▸ **WHAT YOU HAVE TO DO**
The entries need to be copied exactly.

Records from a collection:
—————
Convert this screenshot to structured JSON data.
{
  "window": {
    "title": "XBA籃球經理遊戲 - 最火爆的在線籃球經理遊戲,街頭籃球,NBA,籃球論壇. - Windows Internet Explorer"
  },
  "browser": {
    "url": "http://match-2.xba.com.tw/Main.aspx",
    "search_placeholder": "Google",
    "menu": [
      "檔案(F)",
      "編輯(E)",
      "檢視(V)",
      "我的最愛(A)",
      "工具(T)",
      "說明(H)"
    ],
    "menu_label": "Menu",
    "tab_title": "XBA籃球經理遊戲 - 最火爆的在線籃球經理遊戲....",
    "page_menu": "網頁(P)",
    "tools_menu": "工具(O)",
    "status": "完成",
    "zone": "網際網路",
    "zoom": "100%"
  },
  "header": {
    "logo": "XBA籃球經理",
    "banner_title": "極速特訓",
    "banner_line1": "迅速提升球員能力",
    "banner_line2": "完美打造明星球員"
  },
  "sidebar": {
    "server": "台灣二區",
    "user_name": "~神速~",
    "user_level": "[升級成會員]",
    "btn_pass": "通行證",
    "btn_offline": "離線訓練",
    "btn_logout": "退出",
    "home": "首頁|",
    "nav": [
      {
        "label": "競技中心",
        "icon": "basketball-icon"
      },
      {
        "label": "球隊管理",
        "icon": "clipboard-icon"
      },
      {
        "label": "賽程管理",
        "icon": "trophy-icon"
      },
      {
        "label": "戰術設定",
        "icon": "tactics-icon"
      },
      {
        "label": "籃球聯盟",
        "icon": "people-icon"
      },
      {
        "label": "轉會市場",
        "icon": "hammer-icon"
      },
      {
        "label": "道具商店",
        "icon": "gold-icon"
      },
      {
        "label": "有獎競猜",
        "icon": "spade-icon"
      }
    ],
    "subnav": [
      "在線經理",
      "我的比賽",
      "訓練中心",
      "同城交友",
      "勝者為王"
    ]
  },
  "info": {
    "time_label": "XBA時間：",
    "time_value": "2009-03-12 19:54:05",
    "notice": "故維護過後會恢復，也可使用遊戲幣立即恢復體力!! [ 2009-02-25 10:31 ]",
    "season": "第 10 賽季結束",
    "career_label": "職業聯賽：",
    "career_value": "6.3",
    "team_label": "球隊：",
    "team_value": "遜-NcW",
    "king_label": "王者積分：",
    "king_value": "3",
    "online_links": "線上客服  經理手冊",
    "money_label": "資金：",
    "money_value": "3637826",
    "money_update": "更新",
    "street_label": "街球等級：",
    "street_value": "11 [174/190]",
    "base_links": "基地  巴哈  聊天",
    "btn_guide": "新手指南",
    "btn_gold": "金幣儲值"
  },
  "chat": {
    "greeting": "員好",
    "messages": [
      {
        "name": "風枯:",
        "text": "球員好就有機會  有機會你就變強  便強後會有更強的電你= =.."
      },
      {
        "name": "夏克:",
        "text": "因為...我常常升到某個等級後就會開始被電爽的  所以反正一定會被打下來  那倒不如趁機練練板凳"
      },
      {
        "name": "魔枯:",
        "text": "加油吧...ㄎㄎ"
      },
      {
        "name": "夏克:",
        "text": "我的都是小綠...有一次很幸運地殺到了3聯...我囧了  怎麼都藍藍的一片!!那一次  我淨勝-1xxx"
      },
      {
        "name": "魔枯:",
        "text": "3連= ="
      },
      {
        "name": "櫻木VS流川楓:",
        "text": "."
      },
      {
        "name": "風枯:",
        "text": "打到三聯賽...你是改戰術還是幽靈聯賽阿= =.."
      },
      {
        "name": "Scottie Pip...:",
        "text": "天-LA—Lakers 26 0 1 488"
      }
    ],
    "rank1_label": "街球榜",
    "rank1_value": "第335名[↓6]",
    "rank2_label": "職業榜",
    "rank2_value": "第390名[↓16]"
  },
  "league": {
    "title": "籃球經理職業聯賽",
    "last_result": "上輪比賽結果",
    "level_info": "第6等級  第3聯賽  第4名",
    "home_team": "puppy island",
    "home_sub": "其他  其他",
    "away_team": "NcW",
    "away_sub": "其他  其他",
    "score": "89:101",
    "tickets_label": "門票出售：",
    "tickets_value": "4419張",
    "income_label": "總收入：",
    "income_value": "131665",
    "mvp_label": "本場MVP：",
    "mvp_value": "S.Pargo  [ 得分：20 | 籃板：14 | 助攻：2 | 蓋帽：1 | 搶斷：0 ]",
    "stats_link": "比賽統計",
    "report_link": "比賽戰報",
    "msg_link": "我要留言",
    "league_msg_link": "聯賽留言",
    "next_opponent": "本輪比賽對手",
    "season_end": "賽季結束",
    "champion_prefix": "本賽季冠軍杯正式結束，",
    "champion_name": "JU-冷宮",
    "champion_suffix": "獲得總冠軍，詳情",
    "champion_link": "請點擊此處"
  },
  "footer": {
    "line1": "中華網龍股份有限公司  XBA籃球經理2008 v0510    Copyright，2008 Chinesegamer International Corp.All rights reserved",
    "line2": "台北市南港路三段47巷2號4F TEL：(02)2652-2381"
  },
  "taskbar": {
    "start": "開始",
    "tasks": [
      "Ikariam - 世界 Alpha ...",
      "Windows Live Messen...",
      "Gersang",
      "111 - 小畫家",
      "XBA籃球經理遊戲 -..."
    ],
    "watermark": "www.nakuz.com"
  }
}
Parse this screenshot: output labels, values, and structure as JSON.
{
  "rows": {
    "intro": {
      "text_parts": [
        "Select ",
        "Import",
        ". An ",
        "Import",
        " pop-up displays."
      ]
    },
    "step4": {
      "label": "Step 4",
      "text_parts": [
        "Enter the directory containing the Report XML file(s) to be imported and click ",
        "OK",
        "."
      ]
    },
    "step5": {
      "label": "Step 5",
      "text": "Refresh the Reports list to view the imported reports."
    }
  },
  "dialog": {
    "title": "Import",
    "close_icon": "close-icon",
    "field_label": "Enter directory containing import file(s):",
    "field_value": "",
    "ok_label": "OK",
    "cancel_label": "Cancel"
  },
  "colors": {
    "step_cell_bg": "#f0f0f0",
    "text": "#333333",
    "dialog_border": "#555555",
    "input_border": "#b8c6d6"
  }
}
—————
▸ **ANSWER FOR THE TASK**
Convert this screenshot to structured JSON data.
{
  "window": {
    "title": "XBA籃球經理遊戲 - 最火爆的在線籃球經理遊戲,街頭籃球,NBA,籃球論壇. - Windows Internet Explorer"
  },
  "browser": {
    "url": "http://match-2.xba.com.tw/Main.aspx",
    "search_placeholder": "Google",
    "menu": [
      "檔案(F)",
      "編輯(E)",
      "檢視(V)",
      "我的最愛(A)",
      "工具(T)",
      "說明(H)"
    ],
    "menu_label": "Menu",
    "tab_title": "XBA籃球經理遊戲 - 最火爆的在線籃球經理遊戲....",
    "page_menu": "網頁(P)",
    "tools_menu": "工具(O)",
    "status": "完成",
    "zone": "網際網路",
    "zoom": "100%"
  },
  "header": {
    "logo": "XBA籃球經理",
    "banner_title": "極速特訓",
    "banner_line1": "迅速提升球員能力",
    "banner_line2": "完美打造明星球員"
  },
  "sidebar": {
    "server": "台灣二區",
    "user_name": "~神速~",
    "user_level": "[升級成會員]",
    "btn_pass": "通行證",
    "btn_offline": "離線訓練",
    "btn_logout": "退出",
    "home": "首頁|",
    "nav": [
      {
        "label": "競技中心",
        "icon": "basketball-icon"
      },
      {
        "label": "球隊管理",
        "icon": "clipboard-icon"
      },
      {
        "label": "賽程管理",
        "icon": "trophy-icon"
      },
      {
        "label": "戰術設定",
        "icon": "tactics-icon"
      },
      {
        "label": "籃球聯盟",
        "icon": "people-icon"
      },
      {
        "label": "轉會市場",
        "icon": "hammer-icon"
      },
      {
        "label": "道具商店",
        "icon": "gold-icon"
      },
      {
        "label": "有獎競猜",
        "icon": "spade-icon"
      }
    ],
    "subnav": [
      "在線經理",
      "我的比賽",
      "訓練中心",
      "同城交友",
      "勝者為王"
    ]
  },
  "info": {
    "time_label": "XBA時間：",
    "time_value": "2009-03-12 19:54:05",
    "notice": "故維護過後會恢復，也可使用遊戲幣立即恢復體力!! [ 2009-02-25 10:31 ]",
    "season": "第 10 賽季結束",
    "career_label": "職業聯賽：",
    "career_value": "6.3",
    "team_label": "球隊：",
    "team_value": "遜-NcW",
    "king_label": "王者積分：",
    "king_value": "3",
    "online_links": "線上客服  經理手冊",
    "money_label": "資金：",
    "money_value": "3637826",
    "money_update": "更新",
    "street_label": "街球等級：",
    "street_value": "11 [174/190]",
    "base_links": "基地  巴哈  聊天",
    "btn_guide": "新手指南",
    "btn_gold": "金幣儲值"
  },
  "chat": {
    "greeting": "員好",
    "messages": [
      {
        "name": "風枯:",
        "text": "球員好就有機會  有機會你就變強  便強後會有更強的電你= =.."
      },
      {
        "name": "夏克:",
        "text": "因為...我常常升到某個等級後就會開始被電爽的  所以反正一定會被打下來  那倒不如趁機練練板凳"
      },
      {
        "name": "魔枯:",
        "text": "加油吧...ㄎㄎ"
      },
      {
        "name": "夏克:",
        "text": "我的都是小綠...有一次很幸運地殺到了3聯...我囧了  怎麼都藍藍的一片!!那一次  我淨勝-1xxx"
      },
      {
        "name": "魔枯:",
        "text": "3連= ="
      },
      {
        "name": "櫻木VS流川楓:",
        "text": "."
      },
      {
        "name": "風枯:",
        "text": "打到三聯賽...你是改戰術還是幽靈聯賽阿= =.."
      },
      {
        "name": "Scottie Pip...:",
        "text": "天-LA—Lakers 26 0 1 488"
      }
    ],
    "rank1_label": "街球榜",
    "rank1_value": "第335名[↓6]",
    "rank2_label": "職業榜",
    "rank2_value": "第390名[↓16]"
  },
  "league": {
    "title": "籃球經理職業聯賽",
    "last_result": "上輪比賽結果",
    "level_info": "第6等級  第3聯賽  第4名",
    "home_team": "puppy island",
    "home_sub": "其他  其他",
    "away_team": "NcW",
    "away_sub": "其他  其他",
    "score": "89:101",
    "tickets_label": "門票出售：",
    "tickets_value": "4419張",
    "income_label": "總收入：",
    "income_value": "131665",
    "mvp_label": "本場MVP：",
    "mvp_value": "S.Pargo  [ 得分：20 | 籃板：14 | 助攻：2 | 蓋帽：1 | 搶斷：0 ]",
    "stats_link": "比賽統計",
    "report_link": "比賽戰報",
    "msg_link": "我要留言",
    "league_msg_link": "聯賽留言",
    "next_opponent": "本輪比賽對手",
    "season_end": "賽季結束",
    "champion_prefix": "本賽季冠軍杯正式結束，",
    "champion_name": "JU-冷宮",
    "champion_suffix": "獲得總冠軍，詳情",
    "champion_link": "請點擊此處"
  },
  "footer": {
    "line1": "中華網龍股份有限公司  XBA籃球經理2008 v0510    Copyright，2008 Chinesegamer International Corp.All rights reserved",
    "line2": "台北市南港路三段47巷2號4F TEL：(02)2652-2381"
  },
  "taskbar": {
    "start": "開始",
    "tasks": [
      "Ikariam - 世界 Alpha ...",
      "Windows Live Messen...",
      "Gersang",
      "111 - 小畫家",
      "XBA籃球經理遊戲 -..."
    ],
    "watermark": "www.nakuz.com"
  }
}
Parse this screenshot: output labels, values, and structure as JSON.
{
  "rows": {
    "intro": {
      "text_parts": [
        "Select ",
        "Import",
        ". An ",
        "Import",
        " pop-up displays."
      ]
    },
    "step4": {
      "label": "Step 4",
      "text_parts": [
        "Enter the directory containing the Report XML file(s) to be imported and click ",
        "OK",
        "."
      ]
    },
    "step5": {
      "label": "Step 5",
      "text": "Refresh the Reports list to view the imported reports."
    }
  },
  "dialog": {
    "title": "Import",
    "close_icon": "close-icon",
    "field_label": "Enter directory containing import file(s):",
    "field_value": "",
    "ok_label": "OK",
    "cancel_label": "Cancel"
  },
  "colors": {
    "step_cell_bg": "#f0f0f0",
    "text": "#333333",
    "dialog_border": "#555555",
    "input_border": "#b8c6d6"
  }
}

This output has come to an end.